- Exercise aim
Each entry below is to be restated word for word, with no pictures carried over.

- Materials provided
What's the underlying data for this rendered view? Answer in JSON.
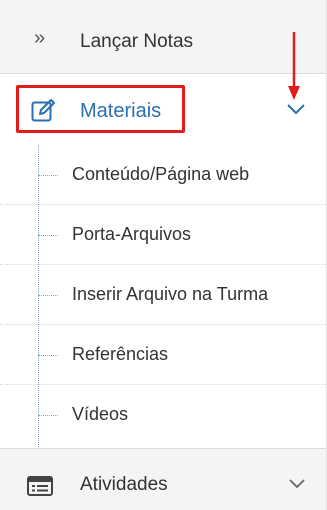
{
  "menu": {
    "lancar_notas": {
      "label": "Lançar Notas",
      "icon": "double-chevron-right-icon"
    },
    "materiais": {
      "label": "Materiais",
      "icon": "edit-icon",
      "expanded": true,
      "highlight_color": "#e21b1b",
      "label_color": "#2a6fb2"
    },
    "submenu": [
      {
        "label": "Conteúdo/Página web"
      },
      {
        "label": "Porta-Arquivos"
      },
      {
        "label": "Inserir Arquivo na Turma"
      },
      {
        "label": "Referências"
      },
      {
        "label": "Vídeos"
      }
    ],
    "atividades": {
      "label": "Atividades",
      "icon": "list-icon",
      "expanded": false
    }
  },
  "annotation": {
    "arrow_color": "#e21b1b",
    "arrow_icon": "red-arrow-down-icon"
  }
}
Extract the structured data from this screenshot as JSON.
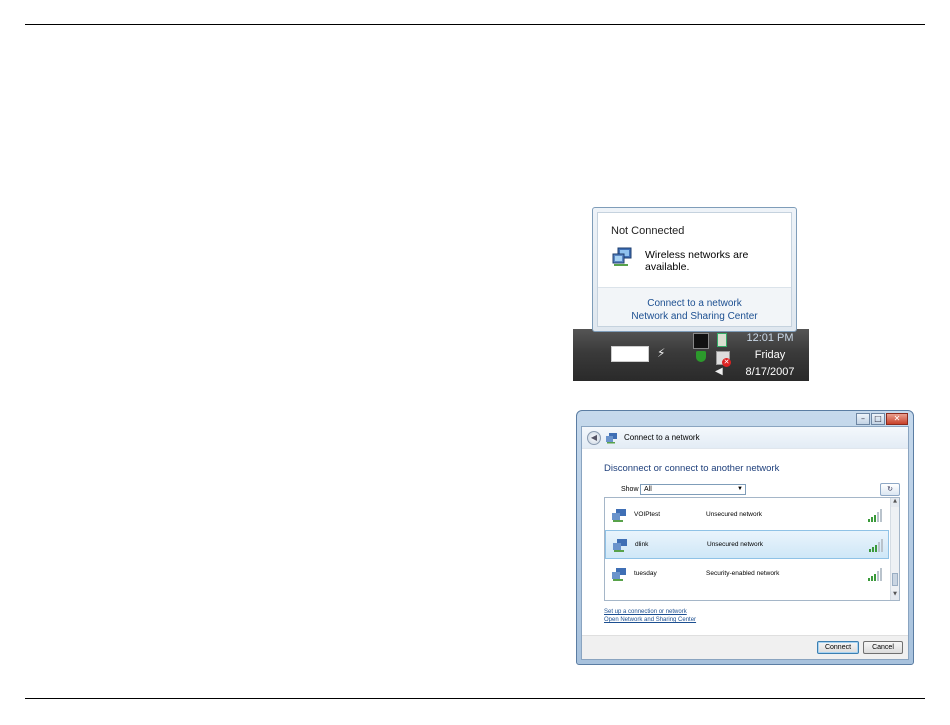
{
  "notification": {
    "title": "Not Connected",
    "message": "Wireless networks are available.",
    "links": [
      "Connect to a network",
      "Network and Sharing Center"
    ]
  },
  "taskbar": {
    "time": "12:01 PM",
    "day": "Friday",
    "date": "8/17/2007"
  },
  "dialog": {
    "window_title": "Connect to a network",
    "heading": "Disconnect or connect to another network",
    "show_label": "Show",
    "show_value": "All",
    "networks": [
      {
        "name": "VOIPtest",
        "security": "Unsecured network",
        "selected": false
      },
      {
        "name": "dlink",
        "security": "Unsecured network",
        "selected": true
      },
      {
        "name": "tuesday",
        "security": "Security-enabled network",
        "selected": false
      }
    ],
    "links": [
      "Set up a connection or network",
      "Open Network and Sharing Center"
    ],
    "connect_label": "Connect",
    "cancel_label": "Cancel"
  },
  "icons": {
    "network": "network-computer-icon",
    "signal": "signal-strength-icon",
    "refresh": "refresh-icon",
    "back": "back-arrow-icon"
  },
  "colors": {
    "link": "#1c4f91",
    "heading": "#1e3f7b",
    "selection": "#cfe7f7",
    "taskbar": "#3a3a3a"
  }
}
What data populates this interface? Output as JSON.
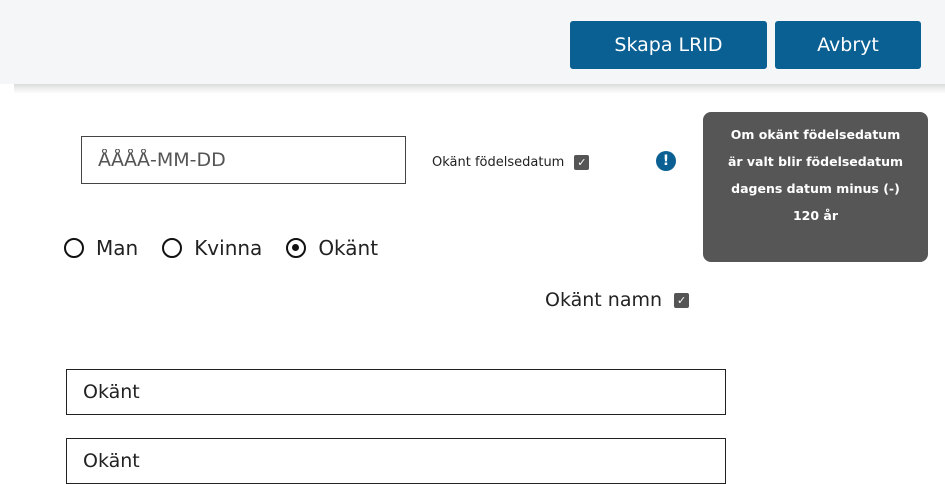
{
  "toolbar": {
    "create_label": "Skapa LRID",
    "cancel_label": "Avbryt",
    "accent_color": "#0a5f93"
  },
  "birthdate": {
    "placeholder": "ÅÅÅÅ-MM-DD",
    "value": "",
    "unknown_label": "Okänt födelsedatum",
    "unknown_checked": true,
    "info_icon": "exclamation-info-icon"
  },
  "tooltip": {
    "lines": [
      "Om okänt födelsedatum",
      "är valt blir födelsedatum",
      "dagens datum minus (-)",
      "120 år"
    ]
  },
  "gender": {
    "options": [
      "Man",
      "Kvinna",
      "Okänt"
    ],
    "selected": "Okänt"
  },
  "name": {
    "unknown_label": "Okänt namn",
    "unknown_checked": true,
    "first_value": "Okänt",
    "last_value": "Okänt"
  }
}
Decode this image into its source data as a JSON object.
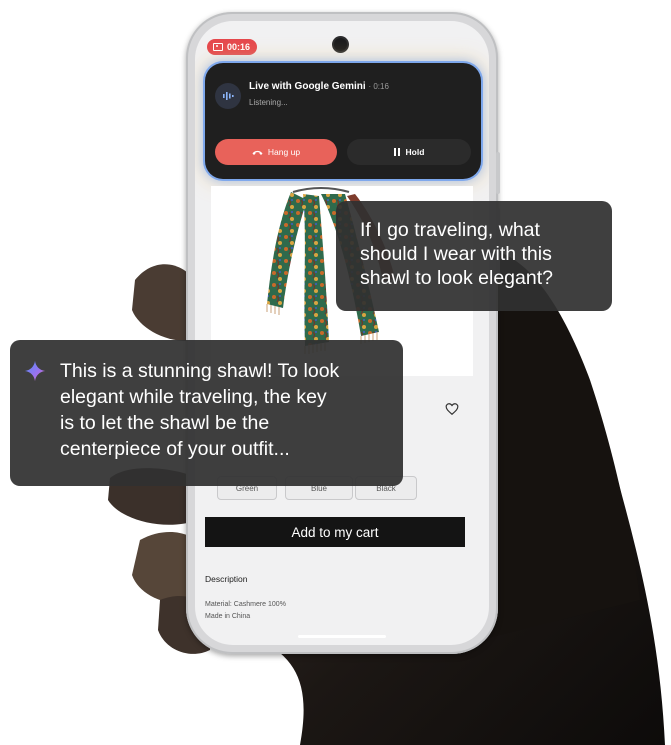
{
  "status_bar": {
    "timer": "00:16"
  },
  "call": {
    "title": "Live with Google Gemini",
    "time": "· 0:16",
    "status": "Listening...",
    "hangup_label": "Hang up",
    "hold_label": "Hold",
    "colors": {
      "hangup": "#e8625a",
      "hold": "#2b2b2b",
      "card": "#1f1f1f"
    }
  },
  "product": {
    "image": "paisley-shawl",
    "swatches": [
      "Green",
      "Blue",
      "Black"
    ],
    "cart_label": "Add to my cart",
    "description_title": "Description",
    "description_lines": [
      "Material: Cashmere 100%",
      "Made in China"
    ]
  },
  "user_bubble": {
    "lines": [
      "If I go traveling, what",
      "should I wear with this",
      "shawl to look elegant?"
    ]
  },
  "ai_bubble": {
    "lines": [
      "This is a stunning shawl! To look",
      "elegant while traveling, the key",
      "is to let the shawl be the",
      "centerpiece of your outfit..."
    ]
  },
  "icons": {
    "sparkle": "gemini-sparkle-icon",
    "heart": "heart-icon",
    "phone": "phone-hangup-icon",
    "pause": "pause-icon"
  }
}
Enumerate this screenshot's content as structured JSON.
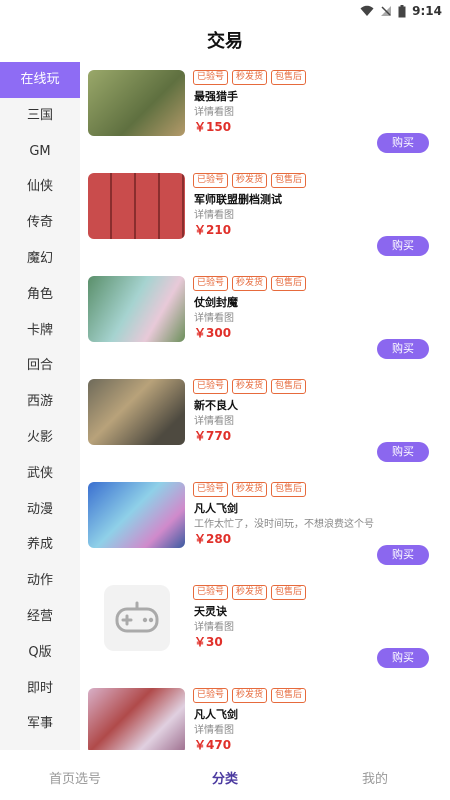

- Exercise result
What's the underlying data for this rendered view? Answer in JSON.
{
  "menu": {
    "lancar_notas": {
      "label": "Lançar Notas",
      "icon": "double-chevron-right-icon"
    },
    "materiais": {
      "label": "Materiais",
      "icon": "edit-icon",
      "expanded": true,
      "highlight_color": "#e21b1b",
      "label_color": "#2a6fb2"
    },
    "submenu": [
      {
        "label": "Conteúdo/Página web"
      },
      {
        "label": "Porta-Arquivos"
      },
      {
        "label": "Inserir Arquivo na Turma"
      },
      {
        "label": "Referências"
      },
      {
        "label": "Vídeos"
      }
    ],
    "atividades": {
      "label": "Atividades",
      "icon": "list-icon",
      "expanded": false
    }
  },
  "annotation": {
    "arrow_color": "#e21b1b",
    "arrow_icon": "red-arrow-down-icon"
  }
}
Extract the structured data from this screenshot as JSON.
{
  "notification": {
    "title": "Not Connected",
    "message": "Wireless networks are available.",
    "links": [
      "Connect to a network",
      "Network and Sharing Center"
    ]
  },
  "taskbar": {
    "time": "12:01 PM",
    "day": "Friday",
    "date": "8/17/2007"
  },
  "dialog": {
    "window_title": "Connect to a network",
    "heading": "Disconnect or connect to another network",
    "show_label": "Show",
    "show_value": "All",
    "networks": [
      {
        "name": "VOIPtest",
        "security": "Unsecured network",
        "selected": false
      },
      {
        "name": "dlink",
        "security": "Unsecured network",
        "selected": true
      },
      {
        "name": "tuesday",
        "security": "Security-enabled network",
        "selected": false
      }
    ],
    "links": [
      "Set up a connection or network",
      "Open Network and Sharing Center"
    ],
    "connect_label": "Connect",
    "cancel_label": "Cancel"
  },
  "icons": {
    "network": "network-computer-icon",
    "signal": "signal-strength-icon",
    "refresh": "refresh-icon",
    "back": "back-arrow-icon"
  },
  "colors": {
    "link": "#1c4f91",
    "heading": "#1e3f7b",
    "selection": "#cfe7f7",
    "taskbar": "#3a3a3a"
  }
}
What data populates this interface? Output as JSON.
{
  "toolbar": {
    "create_label": "Skapa LRID",
    "cancel_label": "Avbryt",
    "accent_color": "#0a5f93"
  },
  "birthdate": {
    "placeholder": "ÅÅÅÅ-MM-DD",
    "value": "",
    "unknown_label": "Okänt födelsedatum",
    "unknown_checked": true,
    "info_icon": "exclamation-info-icon"
  },
  "tooltip": {
    "lines": [
      "Om okänt födelsedatum",
      "är valt blir födelsedatum",
      "dagens datum minus (-)",
      "120 år"
    ]
  },
  "gender": {
    "options": [
      "Man",
      "Kvinna",
      "Okänt"
    ],
    "selected": "Okänt"
  },
  "name": {
    "unknown_label": "Okänt namn",
    "unknown_checked": true,
    "first_value": "Okänt",
    "last_value": "Okänt"
  }
}
Decode this image into its source data as a JSON object.
{
  "status_bar": {
    "timer": "00:16"
  },
  "call": {
    "title": "Live with Google Gemini",
    "time": "· 0:16",
    "status": "Listening...",
    "hangup_label": "Hang up",
    "hold_label": "Hold",
    "colors": {
      "hangup": "#e8625a",
      "hold": "#2b2b2b",
      "card": "#1f1f1f"
    }
  },
  "product": {
    "image": "paisley-shawl",
    "swatches": [
      "Green",
      "Blue",
      "Black"
    ],
    "cart_label": "Add to my cart",
    "description_title": "Description",
    "description_lines": [
      "Material: Cashmere 100%",
      "Made in China"
    ]
  },
  "user_bubble": {
    "lines": [
      "If I go traveling, what",
      "should I wear with this",
      "shawl to look elegant?"
    ]
  },
  "ai_bubble": {
    "lines": [
      "This is a stunning shawl! To look",
      "elegant while traveling, the key",
      "is to let the shawl be the",
      "centerpiece of your outfit..."
    ]
  },
  "icons": {
    "sparkle": "gemini-sparkle-icon",
    "heart": "heart-icon",
    "phone": "phone-hangup-icon",
    "pause": "pause-icon"
  }
}
Enumerate this screenshot's content as structured JSON.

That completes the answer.